◆ Records for the exercise
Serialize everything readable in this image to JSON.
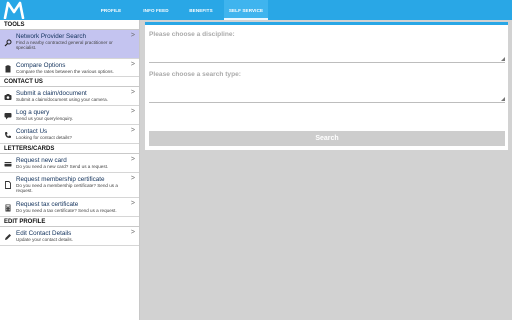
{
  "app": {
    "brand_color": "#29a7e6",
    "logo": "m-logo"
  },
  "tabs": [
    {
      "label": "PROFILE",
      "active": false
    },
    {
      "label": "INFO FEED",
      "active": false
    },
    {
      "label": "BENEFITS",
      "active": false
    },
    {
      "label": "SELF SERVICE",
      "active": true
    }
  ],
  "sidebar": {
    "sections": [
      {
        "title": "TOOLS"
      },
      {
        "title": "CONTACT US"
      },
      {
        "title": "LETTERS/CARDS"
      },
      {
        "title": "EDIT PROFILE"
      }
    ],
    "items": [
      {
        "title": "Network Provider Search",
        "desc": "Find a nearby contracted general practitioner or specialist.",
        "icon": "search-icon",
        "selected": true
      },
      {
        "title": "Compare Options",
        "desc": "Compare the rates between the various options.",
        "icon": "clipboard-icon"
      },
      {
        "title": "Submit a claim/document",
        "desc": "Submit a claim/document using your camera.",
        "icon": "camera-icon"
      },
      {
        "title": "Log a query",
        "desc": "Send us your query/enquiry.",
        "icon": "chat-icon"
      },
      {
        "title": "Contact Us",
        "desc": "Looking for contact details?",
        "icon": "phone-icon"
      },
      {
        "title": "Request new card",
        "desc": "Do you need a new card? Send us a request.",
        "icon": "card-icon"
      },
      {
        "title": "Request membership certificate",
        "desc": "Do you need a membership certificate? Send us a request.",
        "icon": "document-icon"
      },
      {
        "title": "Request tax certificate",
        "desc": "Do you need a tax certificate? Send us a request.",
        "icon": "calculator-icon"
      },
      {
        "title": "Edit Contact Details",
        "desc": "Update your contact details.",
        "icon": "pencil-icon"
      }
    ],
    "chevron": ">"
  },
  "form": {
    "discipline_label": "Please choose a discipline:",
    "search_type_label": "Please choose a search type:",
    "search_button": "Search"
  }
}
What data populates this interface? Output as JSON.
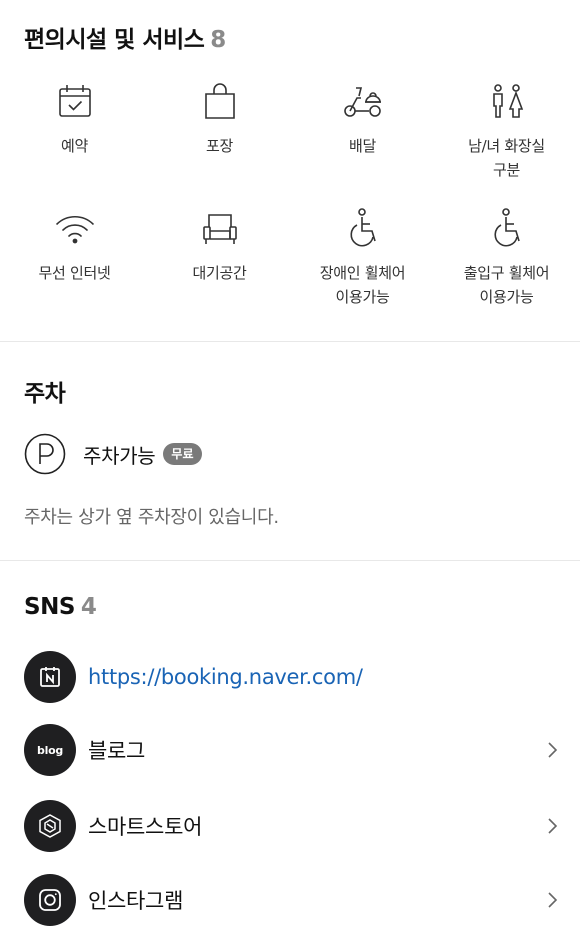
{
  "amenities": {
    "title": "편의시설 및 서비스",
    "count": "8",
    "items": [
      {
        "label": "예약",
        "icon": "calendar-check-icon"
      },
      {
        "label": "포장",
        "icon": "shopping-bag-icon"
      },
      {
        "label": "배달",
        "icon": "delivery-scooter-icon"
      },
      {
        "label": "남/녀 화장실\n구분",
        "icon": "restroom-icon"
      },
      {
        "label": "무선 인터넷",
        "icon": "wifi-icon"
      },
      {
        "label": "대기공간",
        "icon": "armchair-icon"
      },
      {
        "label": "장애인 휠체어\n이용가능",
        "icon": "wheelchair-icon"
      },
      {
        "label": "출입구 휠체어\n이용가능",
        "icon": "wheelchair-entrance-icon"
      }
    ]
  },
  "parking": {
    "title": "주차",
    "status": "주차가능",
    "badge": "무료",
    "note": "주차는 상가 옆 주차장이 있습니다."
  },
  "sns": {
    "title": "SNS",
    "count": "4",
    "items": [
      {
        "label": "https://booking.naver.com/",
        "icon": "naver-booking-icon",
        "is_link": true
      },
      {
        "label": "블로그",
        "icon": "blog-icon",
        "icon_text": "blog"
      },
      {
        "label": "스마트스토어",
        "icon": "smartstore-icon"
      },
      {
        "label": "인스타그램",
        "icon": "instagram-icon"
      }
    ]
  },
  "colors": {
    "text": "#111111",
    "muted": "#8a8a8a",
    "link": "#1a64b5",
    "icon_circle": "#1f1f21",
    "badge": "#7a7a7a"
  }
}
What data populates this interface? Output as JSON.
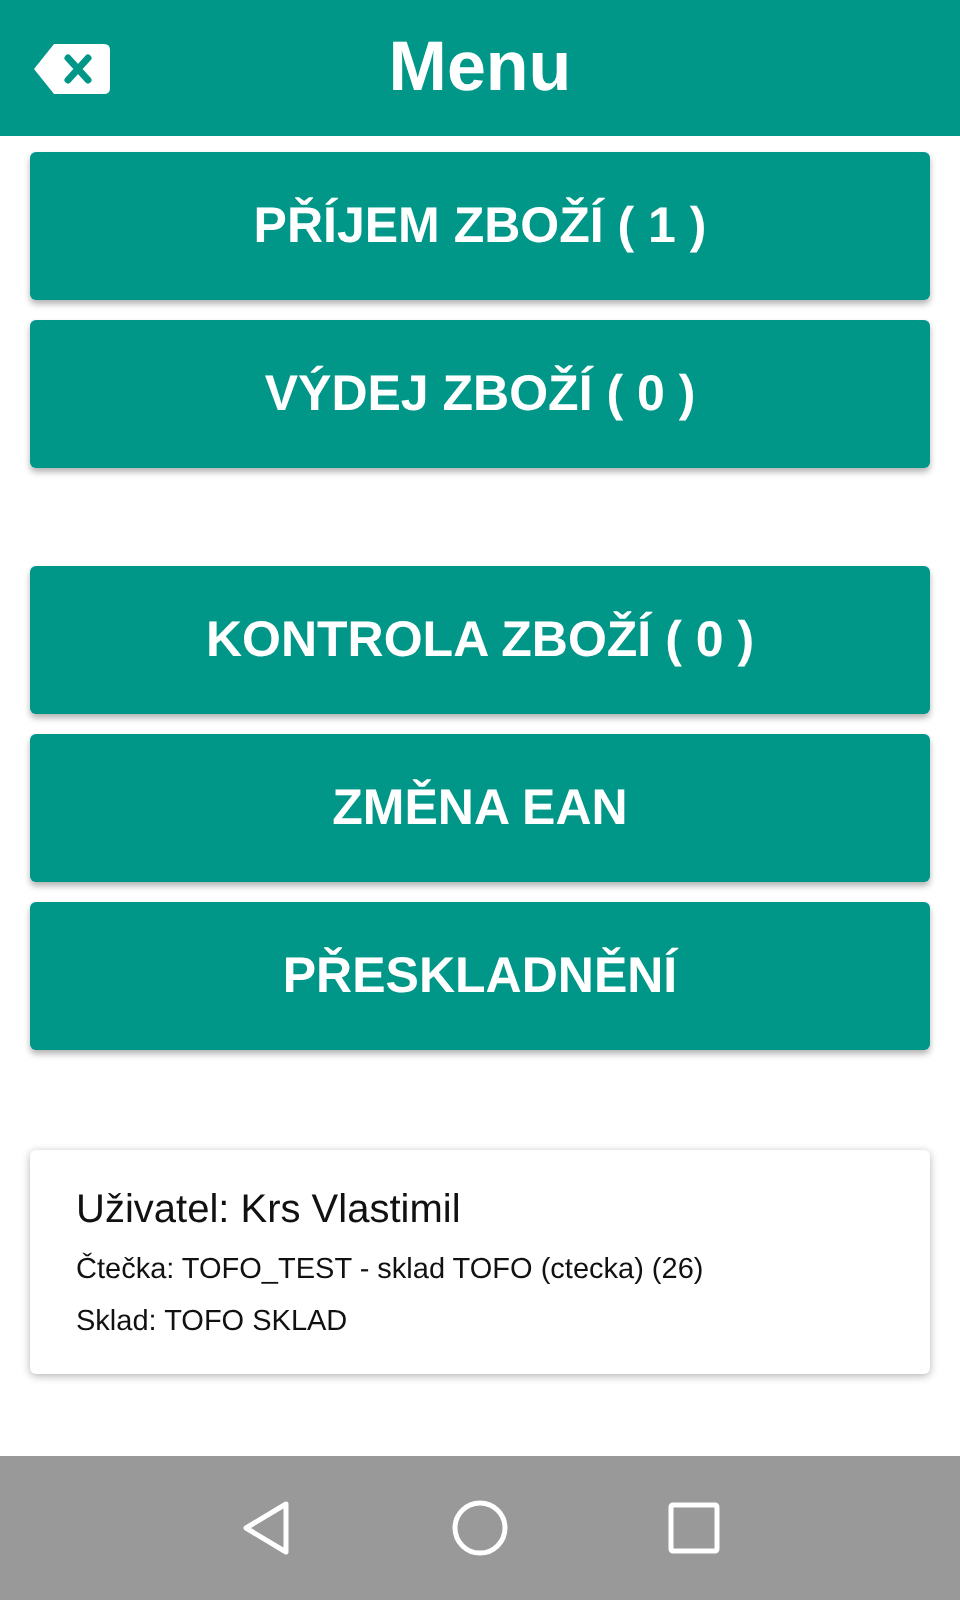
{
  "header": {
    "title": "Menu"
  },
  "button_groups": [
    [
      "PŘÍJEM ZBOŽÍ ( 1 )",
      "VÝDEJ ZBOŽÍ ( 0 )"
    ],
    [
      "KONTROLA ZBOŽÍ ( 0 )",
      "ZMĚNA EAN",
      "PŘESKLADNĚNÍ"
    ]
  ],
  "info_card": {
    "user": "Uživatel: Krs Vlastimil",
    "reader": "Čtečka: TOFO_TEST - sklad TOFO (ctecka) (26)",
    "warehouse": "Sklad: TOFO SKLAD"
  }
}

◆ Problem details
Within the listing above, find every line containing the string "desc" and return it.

◆ Finished task
        "desc": "Find a nearby contracted general practitioner or specialist.",
        "desc": "Compare the rates between the various options.",
        "desc": "Submit a claim/document using your camera.",
        "desc": "Send us your query/enquiry.",
        "desc": "Looking for contact details?",
        "desc": "Do you need a new card? Send us a request.",
        "desc": "Do you need a membership certificate? Send us a request.",
        "desc": "Do you need a tax certificate? Send us a request.",
        "desc": "Update your contact details.",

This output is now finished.